Our creative writing team has been writing again.
“I know how churches can be. I wouldn’t want to take anyone’s pew.”
I hear a lot of reasons why people don’t go to church: everything from theological differences to work schedules to football games to a desire to sleep late. What I did not expect to hear was this statement: a fear of entering a new place with new faces and sitting somewhere that someone else regularly sits. Many of us churchgoers probably have stories of being on one or both sides of the pew: as the person uncomfortably sitting where someone else is staring or the person uncomfortably staring at the person who is sitting.
I pass by them every Thursday on the way to school. Sometimes I try not to look because the site of it takes me days to get over. So much for “break my heart for what breaks Yours.” The run-down shack of a house, beat up car in the dirt drive, the worn out clothes hanging on souls with skin. It’s more than I can take.
Down the narrow path
Dark stone rising
To either side
In the world of Friends, all you need are a guitar and an idea to become a musician. You don't really need to know how to play that guitar. And the songs you write don't have to make sense. If Phoebe Buffay can land a regular gig at a New York coffeehouse, you believe that all of us can, too.
I don't like Christians...which is ironic, considering I am one. I find it far easier to like, and even love, my atheist and agnostic friends. Of course, it's easy to love my Christian friends who support me; the ones who believe it's perfectly okay that God made me gay. But the ones who spew such hatred toward me, are hard to love.

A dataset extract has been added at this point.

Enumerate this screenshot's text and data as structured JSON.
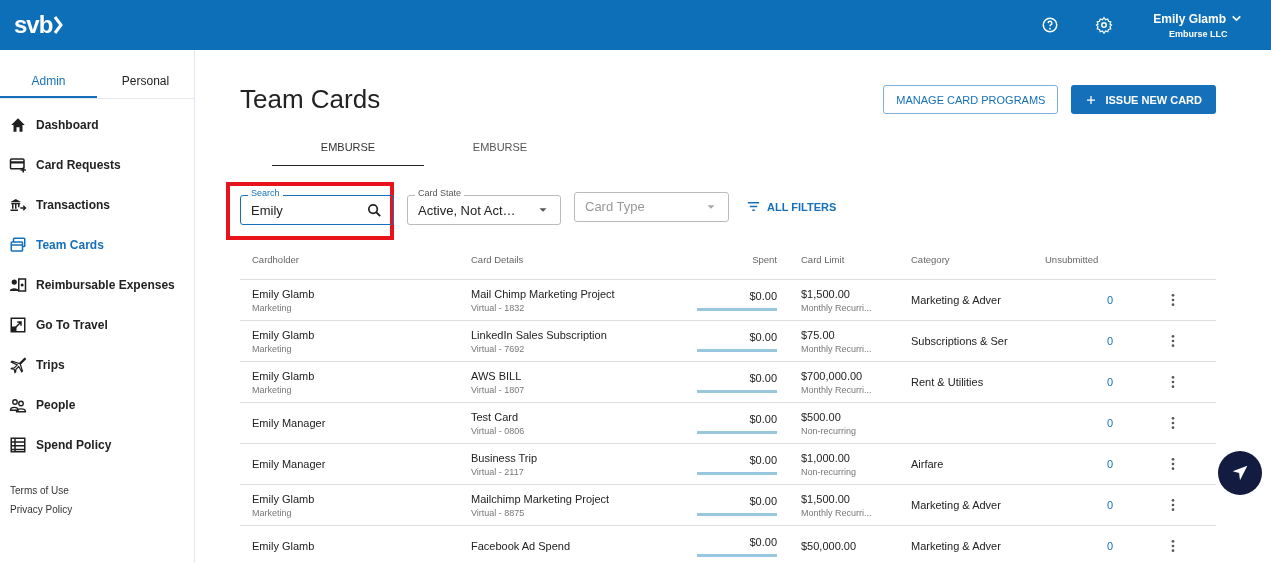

Quite often, over the course of numerous conversations unfolding inside the circled wagons of wounded American Evangelicalism, there develops this almost liturgically repetitious refrain amongst the faithful:
our best years are behind us.